*** RECORDS FOR THIS TASK Section Begins ***

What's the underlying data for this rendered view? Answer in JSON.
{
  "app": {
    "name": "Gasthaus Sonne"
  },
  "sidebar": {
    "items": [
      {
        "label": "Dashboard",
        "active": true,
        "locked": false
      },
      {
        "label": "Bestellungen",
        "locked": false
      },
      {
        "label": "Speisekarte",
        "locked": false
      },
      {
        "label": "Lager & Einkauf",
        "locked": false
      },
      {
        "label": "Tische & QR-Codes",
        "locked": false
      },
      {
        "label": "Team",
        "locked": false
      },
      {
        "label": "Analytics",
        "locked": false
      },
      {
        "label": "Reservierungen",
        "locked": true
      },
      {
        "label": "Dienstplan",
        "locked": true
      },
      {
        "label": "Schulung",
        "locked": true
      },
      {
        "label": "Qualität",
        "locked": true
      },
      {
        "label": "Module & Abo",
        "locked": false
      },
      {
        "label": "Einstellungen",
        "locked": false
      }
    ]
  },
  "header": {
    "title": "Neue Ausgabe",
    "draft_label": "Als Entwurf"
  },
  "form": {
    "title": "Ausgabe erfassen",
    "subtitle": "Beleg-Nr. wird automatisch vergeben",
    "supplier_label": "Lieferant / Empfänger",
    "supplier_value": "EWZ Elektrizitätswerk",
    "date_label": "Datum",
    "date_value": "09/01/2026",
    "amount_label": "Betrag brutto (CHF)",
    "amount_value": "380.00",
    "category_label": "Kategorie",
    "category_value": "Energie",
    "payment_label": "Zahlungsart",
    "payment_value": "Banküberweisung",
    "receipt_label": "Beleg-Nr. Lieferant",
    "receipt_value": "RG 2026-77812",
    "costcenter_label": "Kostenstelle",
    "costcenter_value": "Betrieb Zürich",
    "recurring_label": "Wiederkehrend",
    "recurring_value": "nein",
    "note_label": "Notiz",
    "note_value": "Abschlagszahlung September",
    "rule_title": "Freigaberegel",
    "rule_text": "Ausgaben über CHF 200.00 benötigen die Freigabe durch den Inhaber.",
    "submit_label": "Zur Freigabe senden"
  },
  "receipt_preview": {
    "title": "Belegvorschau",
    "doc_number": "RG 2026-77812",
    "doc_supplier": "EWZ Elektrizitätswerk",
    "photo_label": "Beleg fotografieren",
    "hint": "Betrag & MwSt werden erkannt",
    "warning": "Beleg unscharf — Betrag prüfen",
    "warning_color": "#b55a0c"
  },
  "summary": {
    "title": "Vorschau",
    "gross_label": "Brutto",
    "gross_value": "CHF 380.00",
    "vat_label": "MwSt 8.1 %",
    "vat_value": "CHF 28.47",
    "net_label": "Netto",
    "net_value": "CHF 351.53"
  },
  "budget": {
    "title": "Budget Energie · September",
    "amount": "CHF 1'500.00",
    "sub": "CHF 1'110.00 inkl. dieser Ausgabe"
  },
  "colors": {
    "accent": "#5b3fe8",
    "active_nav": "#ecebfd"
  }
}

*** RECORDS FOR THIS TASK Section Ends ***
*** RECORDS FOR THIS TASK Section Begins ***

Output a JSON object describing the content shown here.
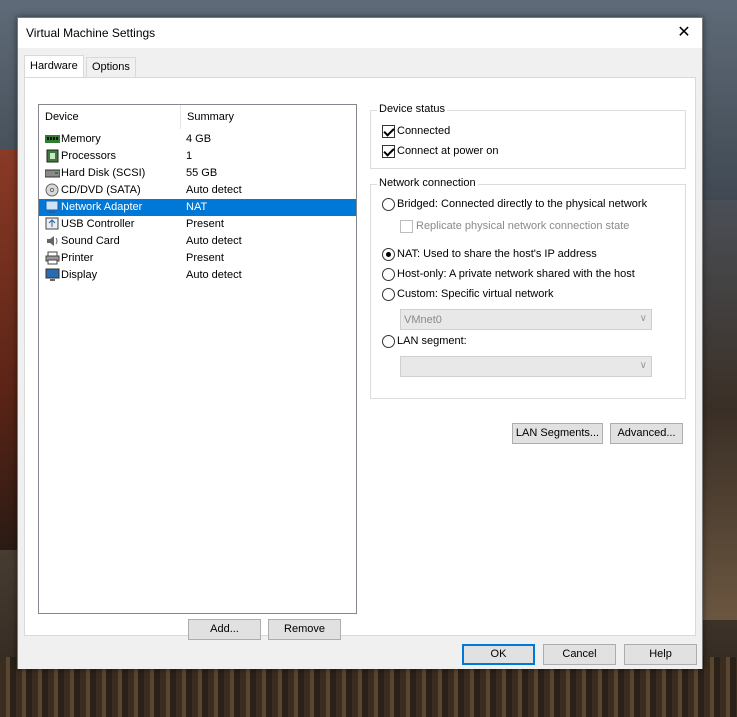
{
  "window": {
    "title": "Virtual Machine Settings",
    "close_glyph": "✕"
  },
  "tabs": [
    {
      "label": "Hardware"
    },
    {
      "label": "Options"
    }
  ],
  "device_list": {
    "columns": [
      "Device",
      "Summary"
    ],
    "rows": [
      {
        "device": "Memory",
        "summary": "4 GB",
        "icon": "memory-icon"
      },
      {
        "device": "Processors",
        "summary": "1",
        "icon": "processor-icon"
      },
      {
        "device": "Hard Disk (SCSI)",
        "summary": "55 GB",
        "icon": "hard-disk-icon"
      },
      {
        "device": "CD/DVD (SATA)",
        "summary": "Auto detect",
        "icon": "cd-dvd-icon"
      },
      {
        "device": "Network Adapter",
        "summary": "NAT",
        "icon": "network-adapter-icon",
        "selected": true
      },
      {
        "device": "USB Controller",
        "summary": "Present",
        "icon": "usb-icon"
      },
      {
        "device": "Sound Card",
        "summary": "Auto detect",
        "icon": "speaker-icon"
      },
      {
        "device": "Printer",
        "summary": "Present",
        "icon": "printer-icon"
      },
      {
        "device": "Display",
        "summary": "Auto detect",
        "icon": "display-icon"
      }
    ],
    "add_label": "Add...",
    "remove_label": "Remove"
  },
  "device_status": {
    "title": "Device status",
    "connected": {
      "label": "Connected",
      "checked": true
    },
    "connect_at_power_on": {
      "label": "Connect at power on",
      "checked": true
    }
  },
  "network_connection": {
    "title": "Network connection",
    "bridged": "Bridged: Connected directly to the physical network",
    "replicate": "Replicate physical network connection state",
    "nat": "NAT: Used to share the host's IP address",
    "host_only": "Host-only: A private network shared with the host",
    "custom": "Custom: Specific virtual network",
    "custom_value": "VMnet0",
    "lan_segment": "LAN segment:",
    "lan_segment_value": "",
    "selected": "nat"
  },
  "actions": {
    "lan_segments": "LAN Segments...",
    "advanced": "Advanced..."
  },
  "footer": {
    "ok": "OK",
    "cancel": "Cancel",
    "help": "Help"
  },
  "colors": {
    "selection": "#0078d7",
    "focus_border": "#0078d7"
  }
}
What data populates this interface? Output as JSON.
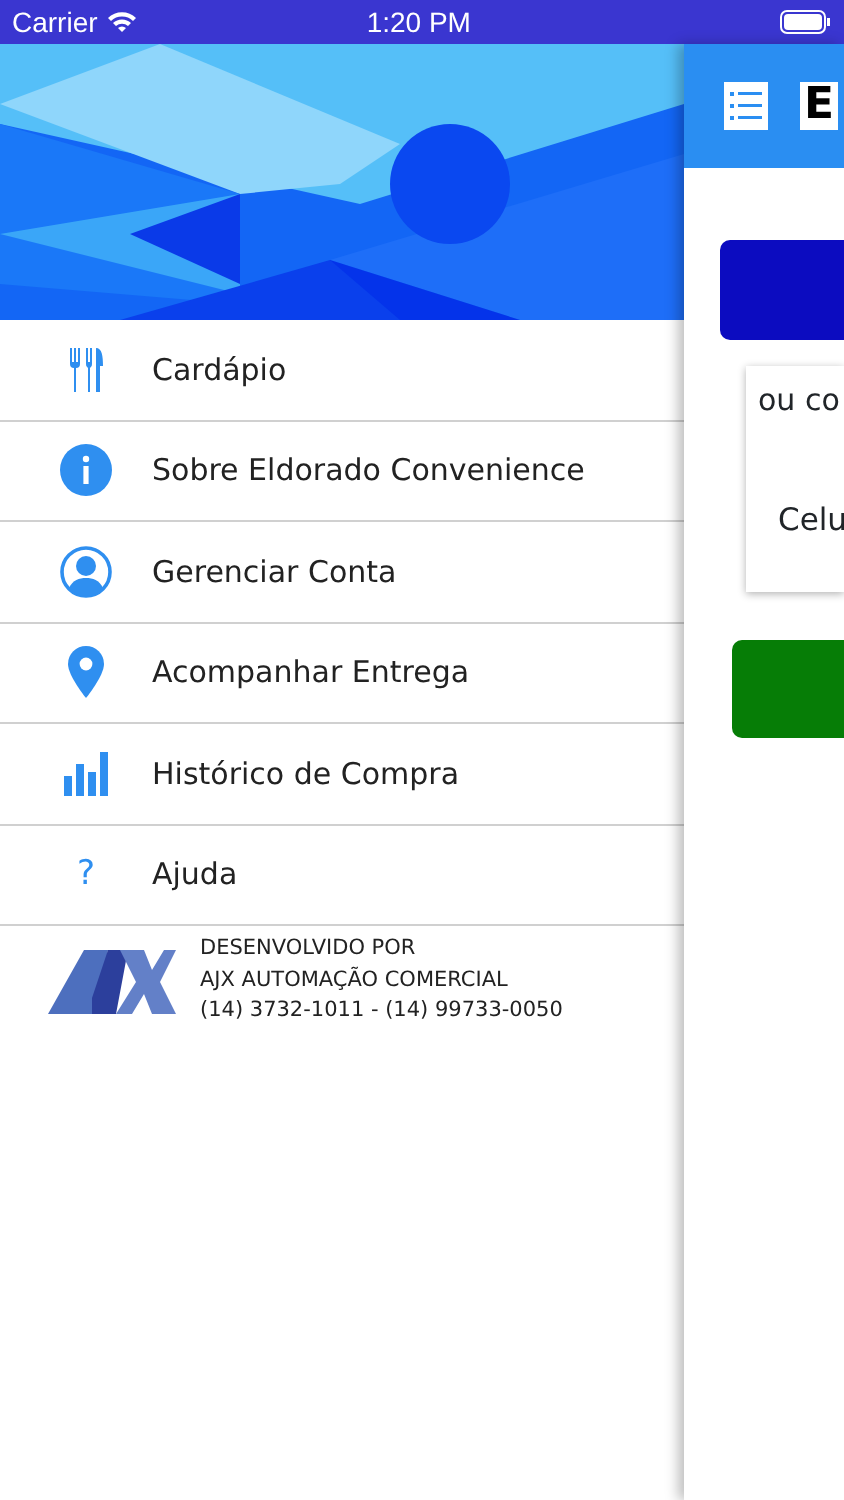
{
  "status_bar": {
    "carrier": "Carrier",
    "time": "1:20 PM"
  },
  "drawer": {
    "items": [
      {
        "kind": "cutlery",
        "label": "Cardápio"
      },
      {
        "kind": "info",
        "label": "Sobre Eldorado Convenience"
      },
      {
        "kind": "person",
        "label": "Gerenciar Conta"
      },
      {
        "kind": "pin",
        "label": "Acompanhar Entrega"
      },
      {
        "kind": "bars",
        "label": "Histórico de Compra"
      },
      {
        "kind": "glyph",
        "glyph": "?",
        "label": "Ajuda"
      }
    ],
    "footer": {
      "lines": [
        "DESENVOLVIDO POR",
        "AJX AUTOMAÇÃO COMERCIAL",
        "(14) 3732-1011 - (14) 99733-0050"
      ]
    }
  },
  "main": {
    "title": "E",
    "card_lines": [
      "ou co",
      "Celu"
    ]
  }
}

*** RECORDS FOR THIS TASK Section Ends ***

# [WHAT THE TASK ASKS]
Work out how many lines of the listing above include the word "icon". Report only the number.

# [EXERCISE SOLUTION]
9